__Record excerpts__.
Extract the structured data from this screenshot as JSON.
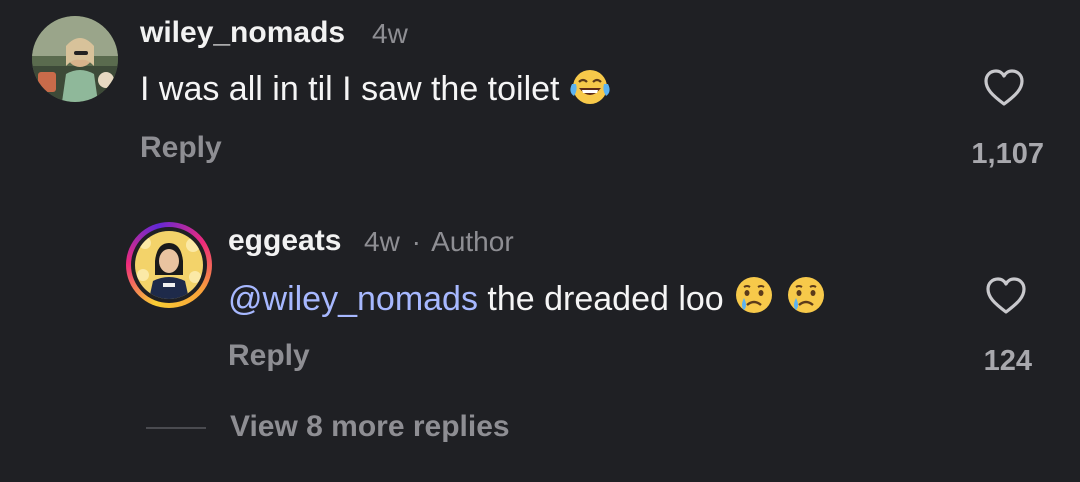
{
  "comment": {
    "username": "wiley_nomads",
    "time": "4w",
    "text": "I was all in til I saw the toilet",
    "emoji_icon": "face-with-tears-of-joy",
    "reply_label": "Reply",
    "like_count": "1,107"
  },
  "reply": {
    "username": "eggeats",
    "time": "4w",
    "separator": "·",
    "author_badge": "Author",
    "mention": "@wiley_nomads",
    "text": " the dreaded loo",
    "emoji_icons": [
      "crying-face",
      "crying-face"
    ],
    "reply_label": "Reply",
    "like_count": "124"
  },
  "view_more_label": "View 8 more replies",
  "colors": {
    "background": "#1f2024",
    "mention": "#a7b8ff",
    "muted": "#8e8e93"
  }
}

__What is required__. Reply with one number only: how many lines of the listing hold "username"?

__Reply__. 2